Traditional local search algorithms for solving CSP problems start from an initial solution and repeat replacing with a better solution in its neighborhood until no better solution is found in , where is a set of solutions obtained from by updating the value of one selected variable. A solution is called locally optimal if no better solution exists in . The algorithm proposed in this paper belongs to the class of variable depth search algorithms where an existing solution is not modified just by making a change to a single variable; instead, the changes affect as many variables as possible when moving from one solution to another. The algorithm is inspired from the famous Kerninghan-Lin algorithm used for solving the graph partitioning problem [46] and the traveling salesman problem [47]. The idea is to replace the search for one favorable move (i.e., the update of one variable) by a search for a favorable sequence of moves (i.e., the update of a series of variables) using the criterion of score to guide the search.
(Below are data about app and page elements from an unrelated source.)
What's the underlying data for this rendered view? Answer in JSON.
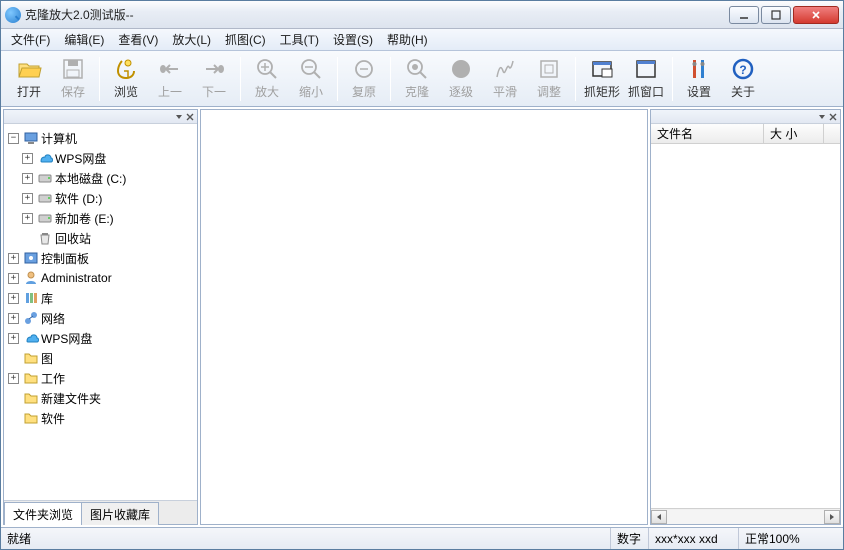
{
  "window": {
    "title": "克隆放大2.0测试版--"
  },
  "menus": [
    {
      "label": "文件(F)"
    },
    {
      "label": "编辑(E)"
    },
    {
      "label": "查看(V)"
    },
    {
      "label": "放大(L)"
    },
    {
      "label": "抓图(C)"
    },
    {
      "label": "工具(T)"
    },
    {
      "label": "设置(S)"
    },
    {
      "label": "帮助(H)"
    }
  ],
  "toolbar": [
    {
      "label": "打开",
      "icon": "folder-open",
      "enabled": true
    },
    {
      "label": "保存",
      "icon": "save",
      "enabled": false
    },
    {
      "sep": true
    },
    {
      "label": "浏览",
      "icon": "browse",
      "enabled": true
    },
    {
      "label": "上一",
      "icon": "hand-left",
      "enabled": false
    },
    {
      "label": "下一",
      "icon": "hand-right",
      "enabled": false
    },
    {
      "sep": true
    },
    {
      "label": "放大",
      "icon": "zoom-in",
      "enabled": false
    },
    {
      "label": "缩小",
      "icon": "zoom-out",
      "enabled": false
    },
    {
      "sep": true
    },
    {
      "label": "复原",
      "icon": "restore",
      "enabled": false
    },
    {
      "sep": true
    },
    {
      "label": "克隆",
      "icon": "clone",
      "enabled": false
    },
    {
      "label": "逐级",
      "icon": "stepwise",
      "enabled": false
    },
    {
      "label": "平滑",
      "icon": "smooth",
      "enabled": false
    },
    {
      "label": "调整",
      "icon": "adjust",
      "enabled": false
    },
    {
      "sep": true
    },
    {
      "label": "抓矩形",
      "icon": "capture-rect",
      "enabled": true
    },
    {
      "label": "抓窗口",
      "icon": "capture-win",
      "enabled": true
    },
    {
      "sep": true
    },
    {
      "label": "设置",
      "icon": "settings",
      "enabled": true
    },
    {
      "label": "关于",
      "icon": "about",
      "enabled": true
    }
  ],
  "tree": [
    {
      "lvl": 0,
      "exp": "minus",
      "icon": "computer",
      "label": "计算机"
    },
    {
      "lvl": 1,
      "exp": "plus",
      "icon": "cloud",
      "label": "WPS网盘"
    },
    {
      "lvl": 1,
      "exp": "plus",
      "icon": "drive",
      "label": "本地磁盘 (C:)"
    },
    {
      "lvl": 1,
      "exp": "plus",
      "icon": "drive",
      "label": "软件 (D:)"
    },
    {
      "lvl": 1,
      "exp": "plus",
      "icon": "drive",
      "label": "新加卷 (E:)"
    },
    {
      "lvl": 1,
      "exp": "none",
      "icon": "recycle",
      "label": "回收站"
    },
    {
      "lvl": 0,
      "exp": "plus",
      "icon": "control",
      "label": "控制面板"
    },
    {
      "lvl": 0,
      "exp": "plus",
      "icon": "user",
      "label": "Administrator"
    },
    {
      "lvl": 0,
      "exp": "plus",
      "icon": "library",
      "label": "库"
    },
    {
      "lvl": 0,
      "exp": "plus",
      "icon": "network",
      "label": "网络"
    },
    {
      "lvl": 0,
      "exp": "plus",
      "icon": "cloud",
      "label": "WPS网盘"
    },
    {
      "lvl": 0,
      "exp": "none",
      "icon": "folder",
      "label": "图"
    },
    {
      "lvl": 0,
      "exp": "plus",
      "icon": "folder",
      "label": "工作"
    },
    {
      "lvl": 0,
      "exp": "none",
      "icon": "folder",
      "label": "新建文件夹"
    },
    {
      "lvl": 0,
      "exp": "none",
      "icon": "folder",
      "label": "软件"
    }
  ],
  "left_tabs": [
    {
      "label": "文件夹浏览",
      "active": true
    },
    {
      "label": "图片收藏库",
      "active": false
    }
  ],
  "right_columns": [
    {
      "label": "文件名",
      "width": 113
    },
    {
      "label": "大 小",
      "width": 60
    }
  ],
  "status": {
    "ready": "就绪",
    "dim_label": "数字",
    "dim_value": "xxx*xxx xxd",
    "zoom": "正常100%"
  }
}
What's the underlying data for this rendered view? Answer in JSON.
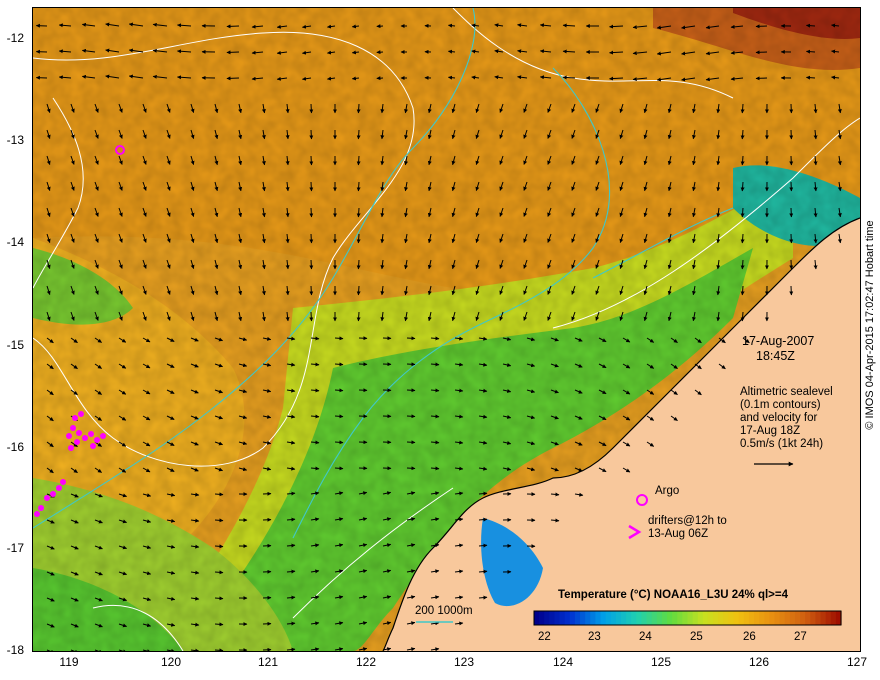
{
  "map": {
    "date": "17-Aug-2007",
    "time": "18:45Z",
    "lat_labels": [
      "-12",
      "-13",
      "-14",
      "-15",
      "-16",
      "-17",
      "-18"
    ],
    "lon_labels": [
      "119",
      "120",
      "121",
      "122",
      "123",
      "124",
      "125",
      "126",
      "127"
    ],
    "altimetry": {
      "line1": "Altimetric sealevel",
      "line2": "(0.1m contours)",
      "line3": "and velocity for",
      "line4": "17-Aug 18Z",
      "line5": "0.5m/s (1kt 24h)"
    },
    "argo_label": "Argo",
    "drifters_line1": "drifters@12h to",
    "drifters_line2": "13-Aug 06Z",
    "isobath_label": "200  1000m",
    "colorbar": {
      "title": "Temperature (°C) NOAA16_L3U 24% ql>=4",
      "ticks": [
        "22",
        "23",
        "24",
        "25",
        "26",
        "27"
      ],
      "colors": [
        "#00008b",
        "#0030d0",
        "#00a0e8",
        "#20d0b0",
        "#60dc40",
        "#c8e020",
        "#f0c010",
        "#e89010",
        "#d06010",
        "#a01000"
      ]
    },
    "credit": "© IMOS 04-Apr-2015 17:02:47 Hobart time",
    "colors": {
      "land": "#f8c89c",
      "warm": "#e8a020",
      "mid": "#c8dc20",
      "cool": "#30c840",
      "contour": "#ffffff",
      "isobath": "#40c8c8",
      "argo": "#ff00ff"
    }
  }
}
The different steps of the algorithm are described in Algorithm 1.(i)Random-initial-solution (): the algorithm starts building an initial solution. The initial solution is simply constructed by assigning to each variable a random value from (Line 5 of Algorithm 1). Based on these values, the status of each constraint is set to either violated or nonviolated.(ii)Assign-Initial-Weights (): during this step the algorithm assigns a fixed amount of weight equal to 1 across all the constraints (Line 6 of Algorithm 1). The distribution of weights to constraints is a key factor to the success of the algorithm. During the course of the search, the algorithm forces hard constraints (i.e., those with large weights) to be satisfied thereby preventing the algorithm at a later stage from getting stuck at a local optimum.(iii)Stopping criterion: the outer loop (Line 7 of Algorithm 1) determines the stopping criterion met by the algorithm. The algorithm stops if a solution has been found (i.e., all the constraints are satisfied) or if a time limit has been reached.(iv)Random-selected-variable (): a starting random variable from which the searching process begins is selected and added to the set (Lines: 9, 10, and 11 of Algorithm 1).(v)Inner loop: the inner loop (Lines: 12, 13, 14, 15, 16, 17, and 18 of Algorithm 1) proceeds by repeatedly selecting for each variable removed from the set , the value from its domain producing the highest score. Given the choice between several equally high scores, the algorithm picks one value at random. The score of a variable is defined as the increase (or decrease in the number of violated constraints) in the number of nonviolated constraints if is assigned the value . The score is given by